Fellow Liberians, the truth is that agriculture is a business. It is not a project as it is being perceived here by many in Liberia. And because it is seen as a project those that are involved in the sector treat it as a project-given it duration, a time limit or a deadline and as the duration is expired the project stops, allowing farmers or project teams to write new proposals for funding. Friend, do we see the same with the Firestone Rubber Plantation Company? Do you understand that it is an agric business and/or a long term investment project that has generated hundreds of millions of dollars in profits? I hope the Government of Liberia as well as our international friends and funding partners will get a sense of the message am presenting here in this article and would take a new approach to training farmers as well as funding agricultural programs so that they become long term investment projects that will be sustainable, durable and profitable.

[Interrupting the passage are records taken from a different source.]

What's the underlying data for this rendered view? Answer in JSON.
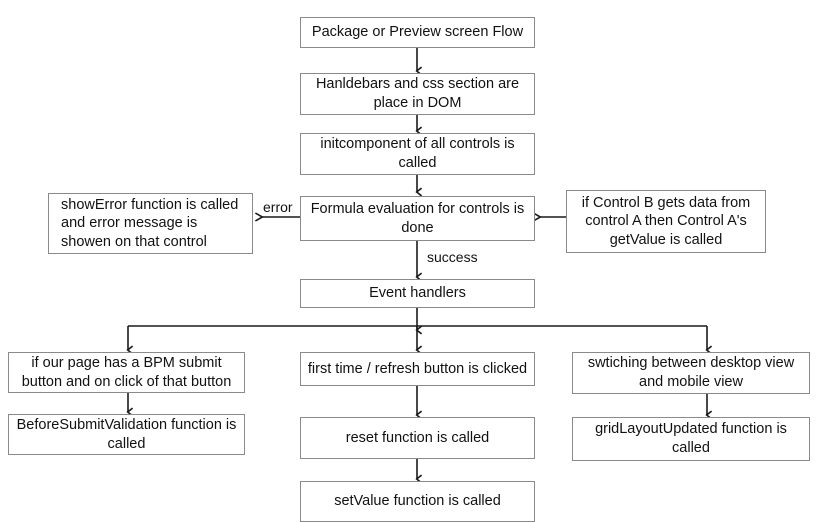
{
  "diagram": {
    "title": "Package or Preview screen Flow",
    "nodes": {
      "package_preview": "Package or Preview screen Flow",
      "handlebars_css": "Hanldebars and css section are place in DOM",
      "initcomponent": "initcomponent of all controls is called",
      "formula_evaluation": "Formula evaluation for controls is done",
      "show_error": "showError function is called and error message is showen on that control",
      "control_b_getdata": "if Control B gets data from control A then Control A's getValue is called",
      "event_handlers": "Event handlers",
      "bpm_submit": "if our page has a BPM submit button and on click of that button",
      "before_submit_validation": "BeforeSubmitValidation function is called",
      "first_time_refresh": "first time / refresh button is clicked",
      "reset_function": "reset function is called",
      "setvalue_function": "setValue function is called",
      "switching_views": "swtiching between desktop view and mobile view",
      "gridlayout_updated": "gridLayoutUpdated function is called"
    },
    "edge_labels": {
      "error": "error",
      "success": "success"
    },
    "colors": {
      "box_border": "#8a8a8a",
      "line": "#1a1a1a",
      "text": "#111111",
      "background": "#ffffff"
    }
  }
}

About the workshop, even though the present plight of Liberians demands a lot more in terms of budgeting towards any project or program implementation as it stands from the fact that the concept impressed on the minds of most Liberians is more of dependency owing to the long years of handouts from without, It is also true that the maturity of local NGOs including farmers and farm-based organizations shouldering their financial obligations is still far from being attained. But the most pivotal part, as I observed, is at the inception stage because of the lack of awareness amongst stake holders on the one hand and private and civil society groups, to include farmers and farm-based organizations on the other hand; of the existence of the rice and aquaculture programs and their attendant effects which call for a more intensive involvement of the government of Liberia and its partners both financially and otherwise in the provision of most, if not all the requirements for training and implementation.
My fellow Liberians doesn't the above serves as an inspiration-that we can do more with our natural resources-our rivers, oceans and vast lands, our diamonds and gold, Iron Ore and logs? Fellow Liberians, it is about time we put on a whole new perspective of the way we see agriculture in this country. I want you to know that agriculture is a business. It is a long term investment and must not be seen as a project as it is being seen by most Liberians and local and international non-governmental organizations operating within our borders.
(Chealy Brown Dennis is a marketing and business development consultant. He is also a much sought after motivational speaker and offers training in leadership, personal and organizational development, creative sales, strategic planning, team building and wealth creation. He can be contacted through email at:
By Chealy Brown Dennis
The New Dawn/14/03/2013